"Just as with Jesus, they've convicted an innocent man," Bent said after the verdict.
Bent, who calls himself Michael Travesser, faced two counts each of criminal sexual contact of a minor and contributing to the delinquency of a minor in allegations involving two sisters, ages 14 and 16, in 2006. He was acquitted on the criminal sexual contact charge involving the younger girl.
His court-appointed lawyer, Sarah Montoya of Raton, said she expects to file an appeal.
"It was really about religion," she said. "He was convicted because of prejudice."
Bent testified last week he placed his hand on the sternums, but not the breasts, of the teenagers as they lay naked with him in separate incidents. He said he was careful that the spiritual healing exercises with the sisters not take a sexual turn.
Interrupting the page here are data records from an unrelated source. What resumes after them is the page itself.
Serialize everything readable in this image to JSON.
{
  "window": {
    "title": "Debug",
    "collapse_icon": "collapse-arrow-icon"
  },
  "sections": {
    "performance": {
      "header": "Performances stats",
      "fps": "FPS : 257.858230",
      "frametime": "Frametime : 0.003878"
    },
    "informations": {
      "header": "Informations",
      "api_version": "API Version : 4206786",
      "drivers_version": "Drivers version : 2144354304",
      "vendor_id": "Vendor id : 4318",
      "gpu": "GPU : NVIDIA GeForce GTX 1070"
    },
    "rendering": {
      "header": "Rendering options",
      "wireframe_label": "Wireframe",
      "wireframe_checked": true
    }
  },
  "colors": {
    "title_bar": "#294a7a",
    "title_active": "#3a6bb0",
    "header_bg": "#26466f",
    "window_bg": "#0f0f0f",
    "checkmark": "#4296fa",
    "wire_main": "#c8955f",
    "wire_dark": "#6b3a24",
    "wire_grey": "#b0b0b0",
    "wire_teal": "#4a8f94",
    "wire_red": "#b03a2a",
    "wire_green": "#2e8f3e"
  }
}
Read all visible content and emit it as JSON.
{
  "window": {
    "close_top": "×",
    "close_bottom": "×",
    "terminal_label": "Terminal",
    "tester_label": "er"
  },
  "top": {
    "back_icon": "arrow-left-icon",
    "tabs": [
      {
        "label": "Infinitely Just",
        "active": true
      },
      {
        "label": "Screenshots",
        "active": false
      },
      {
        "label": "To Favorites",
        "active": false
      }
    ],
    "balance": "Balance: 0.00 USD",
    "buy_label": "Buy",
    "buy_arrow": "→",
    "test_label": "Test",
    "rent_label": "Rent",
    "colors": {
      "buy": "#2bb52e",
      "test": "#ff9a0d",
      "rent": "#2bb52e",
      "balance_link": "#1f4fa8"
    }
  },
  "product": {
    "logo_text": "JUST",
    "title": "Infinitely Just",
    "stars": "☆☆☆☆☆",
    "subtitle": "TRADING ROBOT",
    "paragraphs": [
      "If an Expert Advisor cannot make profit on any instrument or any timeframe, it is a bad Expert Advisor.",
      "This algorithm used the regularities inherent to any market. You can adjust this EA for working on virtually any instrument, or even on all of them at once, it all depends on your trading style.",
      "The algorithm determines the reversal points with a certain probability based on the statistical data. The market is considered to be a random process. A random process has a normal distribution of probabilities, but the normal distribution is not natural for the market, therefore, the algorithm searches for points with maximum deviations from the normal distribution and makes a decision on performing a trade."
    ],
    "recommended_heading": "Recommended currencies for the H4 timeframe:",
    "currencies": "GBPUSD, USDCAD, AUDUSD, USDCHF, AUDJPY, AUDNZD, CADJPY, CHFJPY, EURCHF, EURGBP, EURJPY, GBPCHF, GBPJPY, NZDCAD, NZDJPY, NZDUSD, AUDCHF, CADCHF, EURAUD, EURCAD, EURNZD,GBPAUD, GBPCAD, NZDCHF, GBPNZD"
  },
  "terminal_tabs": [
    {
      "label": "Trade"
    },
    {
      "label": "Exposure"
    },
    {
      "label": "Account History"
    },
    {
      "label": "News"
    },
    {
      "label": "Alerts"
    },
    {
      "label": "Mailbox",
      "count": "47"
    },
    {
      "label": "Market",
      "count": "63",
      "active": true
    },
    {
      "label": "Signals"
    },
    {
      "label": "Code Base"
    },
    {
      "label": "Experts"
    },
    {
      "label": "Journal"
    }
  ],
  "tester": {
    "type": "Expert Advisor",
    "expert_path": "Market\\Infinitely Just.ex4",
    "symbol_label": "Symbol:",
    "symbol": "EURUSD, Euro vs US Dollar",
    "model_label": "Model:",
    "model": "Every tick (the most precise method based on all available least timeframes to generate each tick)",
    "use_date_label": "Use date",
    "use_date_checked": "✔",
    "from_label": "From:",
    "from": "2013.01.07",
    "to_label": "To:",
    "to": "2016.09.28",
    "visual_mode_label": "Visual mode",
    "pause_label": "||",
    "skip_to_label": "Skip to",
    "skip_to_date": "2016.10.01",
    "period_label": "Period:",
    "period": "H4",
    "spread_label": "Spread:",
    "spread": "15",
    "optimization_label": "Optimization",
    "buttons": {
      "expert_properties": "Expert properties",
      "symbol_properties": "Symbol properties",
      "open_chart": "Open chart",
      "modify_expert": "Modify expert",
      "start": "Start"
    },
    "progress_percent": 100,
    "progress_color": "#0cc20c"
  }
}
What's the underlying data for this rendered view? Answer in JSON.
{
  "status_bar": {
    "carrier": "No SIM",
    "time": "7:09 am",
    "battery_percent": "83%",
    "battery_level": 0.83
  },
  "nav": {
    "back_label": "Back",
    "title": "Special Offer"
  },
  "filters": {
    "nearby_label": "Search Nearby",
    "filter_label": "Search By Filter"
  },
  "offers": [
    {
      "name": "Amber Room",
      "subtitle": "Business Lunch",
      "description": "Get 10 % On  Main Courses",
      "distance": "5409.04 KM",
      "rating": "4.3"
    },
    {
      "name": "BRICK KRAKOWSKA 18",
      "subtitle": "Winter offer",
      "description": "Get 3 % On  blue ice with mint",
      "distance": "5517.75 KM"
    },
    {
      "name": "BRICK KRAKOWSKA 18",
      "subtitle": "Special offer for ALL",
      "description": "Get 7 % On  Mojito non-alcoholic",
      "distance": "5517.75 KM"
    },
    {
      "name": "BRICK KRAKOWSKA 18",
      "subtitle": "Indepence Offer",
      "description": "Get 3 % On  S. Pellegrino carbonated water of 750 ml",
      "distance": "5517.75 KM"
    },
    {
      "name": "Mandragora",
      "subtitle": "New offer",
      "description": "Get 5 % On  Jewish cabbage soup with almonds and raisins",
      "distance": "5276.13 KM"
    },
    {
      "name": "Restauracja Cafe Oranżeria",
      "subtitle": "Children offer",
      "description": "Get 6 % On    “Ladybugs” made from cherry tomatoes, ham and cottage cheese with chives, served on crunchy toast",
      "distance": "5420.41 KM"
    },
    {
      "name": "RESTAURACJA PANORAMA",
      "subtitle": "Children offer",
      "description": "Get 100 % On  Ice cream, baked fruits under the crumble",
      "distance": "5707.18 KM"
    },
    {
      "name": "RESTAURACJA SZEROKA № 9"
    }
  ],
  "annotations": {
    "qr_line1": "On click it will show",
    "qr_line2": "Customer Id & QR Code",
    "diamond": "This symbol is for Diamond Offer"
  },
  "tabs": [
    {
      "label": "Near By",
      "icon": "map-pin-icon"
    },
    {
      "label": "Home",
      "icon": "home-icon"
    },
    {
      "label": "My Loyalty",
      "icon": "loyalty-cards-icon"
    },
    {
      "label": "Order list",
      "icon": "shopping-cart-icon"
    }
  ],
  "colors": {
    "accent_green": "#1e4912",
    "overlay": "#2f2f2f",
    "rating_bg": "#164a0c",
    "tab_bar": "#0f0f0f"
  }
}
The younger girl, now 17, said in an interview after the verdict that she was happy to hear Bent was cleared on the more serious of the counts involving her.
"It was a religious healing experience for me. ... It had nothing to do with sex," she said. "It had to do with healing to my heart."
Bent said the verdict was part of God's plan. "These encounters with these two girls were intended to offend your world and make you mad and convict me," he said.
His son, Jeff Bent, said church followers were not discouraged. "It's just part of our prophetic time that we're in," he said.
Wayne Bent has said he probably would not eat if he went to prison and that he wouldn't expect to survive the experience. His son said he would regard the verdict "as a death sentence" for his father.
Prosecutor Emilio Chavez told jurors in closing arguments the case was not about religion and that Bent must be treated like anyone else.
"The state's not saying any of this was for sexual gratification ... we are not saying his beliefs are wrong ... we are treating Mr. Bent the same as anyone else," the prosecutor said.
Bent was allowed to return to Strong City, the sect's compound near Clayton, pending sentencing on Dec. 29. He could face a maximum of 18 years in prison.
This article was found at: